It was early in his partnership with the late Billy Cowsill when Jeffrey Hatcher realized this musical venture – which was to become the Blue Shadows – was going to be a wild ride.
That revelations came to him during one of their first gigs together, around 1992, when hatcher watched the roots rocker and former teen pop sensation smashed his guitar over an obnoxious fan’s head in a Vancouver Bar.
“(Billy) was in a really bad mood … and he was, maybe, a little high,” Hatcher recalls. “He was frustrated with people on the dance floor falling into his microphone (causing it to) whack him in the mouth … At the end of the night, somebody started giving him a hard time and he told the guy to get lost. The guy gave him some attitude and Billy let him have it.”
The offending fan, laid out on the dirty floor, was dragged by his boot heels onto the street.
Hatcher had never seen such a sight and he suddenly had doubts about joining Cowsill’s band. What was he getting himself into?
The band’s management assured him this was totally out of character for the rock ‘n’ roll veteran. The next night, however, a friend of the assaulted fan came to confront Cowsill. As the Blue Shadows’ co-manager Dave Chesney described the scene in No Depression magazine: “Bill coco-bonked him, too. Two nights, two guitars.”
Hatcher was horrified
“I was thinking, ‘Oh my God, spiritually I can’t be involved in an enterprise like this,’ “ says the singer-songwriter, now 53. “It’s too awful. “
Thankfully, when Hatcher and the band’s managers read Cowsill the riot act, the singer amended his ways – for a time.
“Shortly after that he turned into Mr. Love,” Hatcher says with a laugh from his Winnipeg home.
Within the next few months, Hatcher – who scored a hit in the ‘80s with his band Jeffrey Hatcher & the Big Beat – found that he and Cowsill shared a special chemistry.
Their harmony singing won them great acclaim, garnering comparisons with Lennon and McCartney and the Everly Brothers. They had common ground musically, too, inspired by old-time rock ‘n’ roll and classic country, and the two men began writing songs together.
When Hatcher joined Cowsill initially, he came aboard as a sideman, but soon it became apparent that this was a band. Along with bassist Elmar Spanier and drummer J.B. Johnson, the Blue Shadows were born.
Hailing from Newport, R.I., Cowsill experienced international fame in the late ‘60s as part of family pop band the Cowsills, teeny bopper heartthrobs who would be the inspiration for TV’s The Partridge Family.
Despite the perks of fame, appearing on the Ed Sullivan, Johnny Carson and Johnny Cash shows, Cowsill, a Beatles devotee, bristled at the band’s bubble-gum pop and at the doctorial management of his father, Bud Cowsill. Bud finally fired his eldest son from the band when he caught Billy smoking marijuana.

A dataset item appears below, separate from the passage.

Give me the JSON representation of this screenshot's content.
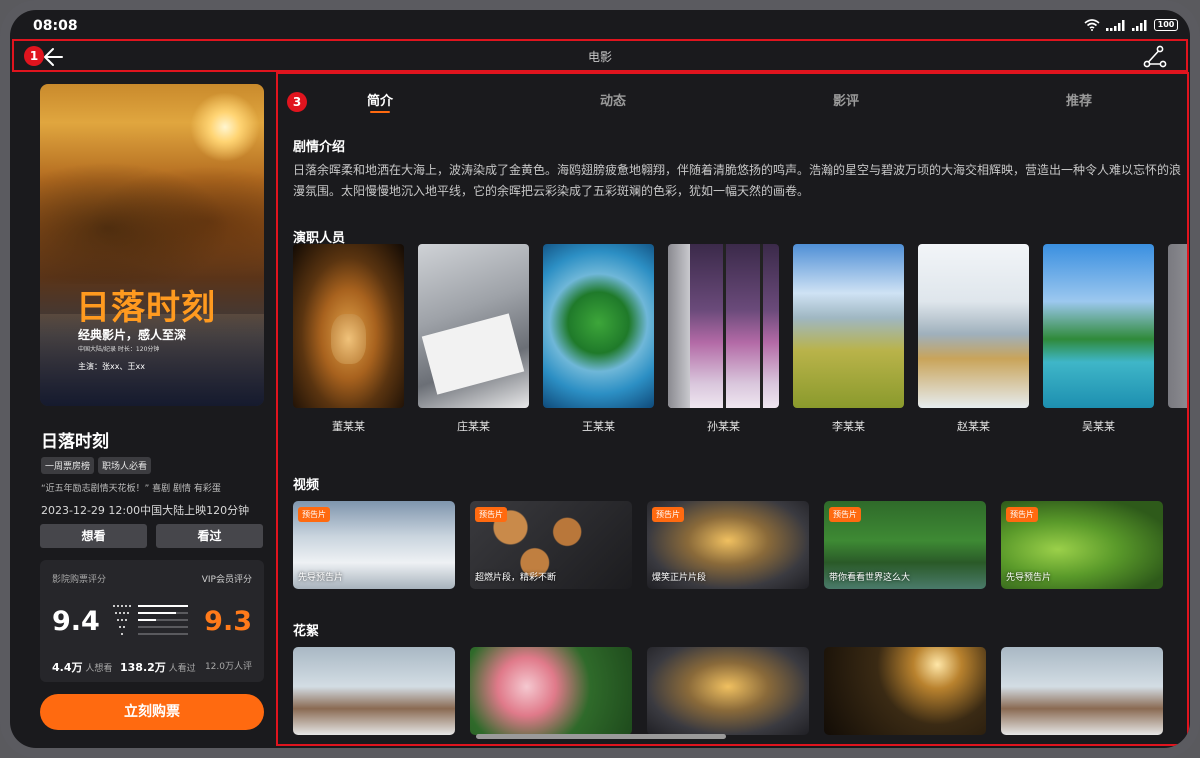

By the ‘80s, though, Cowsill moved to Vancouver where he became a fixture of the city’s music scene.
When the Blue Shadows began picking up momentum, some felt this was Cowsill’s ticket back to the big time. By 1993, the band had a Canadian record deal, with its first album, On the Floor of Heave, earning rave reviews. Labels in the U.S. were beginning to take notice, too, with the Shadows turning heads at Austin’s South By Southwest music festival and in Nashville.
But the band’s timing was off. Slick pop-country and line dancing was all the rage then and the major labels ultimately passed on the band. Still there’s little doubt the group could have carved out a long, prosperous career. That is, if Cowsill hadn’t come unraveled.
“Billy became very difficult to work with,” Hatcher says. “He had several different personalities, depending on how he woke up…and that can really wear on people after a while.”
By 1996, the Blue Shadows were finished.
Hatcher moved back to his hometown of Winnipeg, where he became a musical therapist, while Cowsill was rescued by Neil MacGonigill, a Calgary-based music manager.
Cowsill’s final band, the Co-Dependents, became a staple of Calgary’s music scene until years of hard living caught up with the rock ‘n’ roll soldier. In the final years of his life, he was struggling with osteoporosis and emphysema. He died in 2006.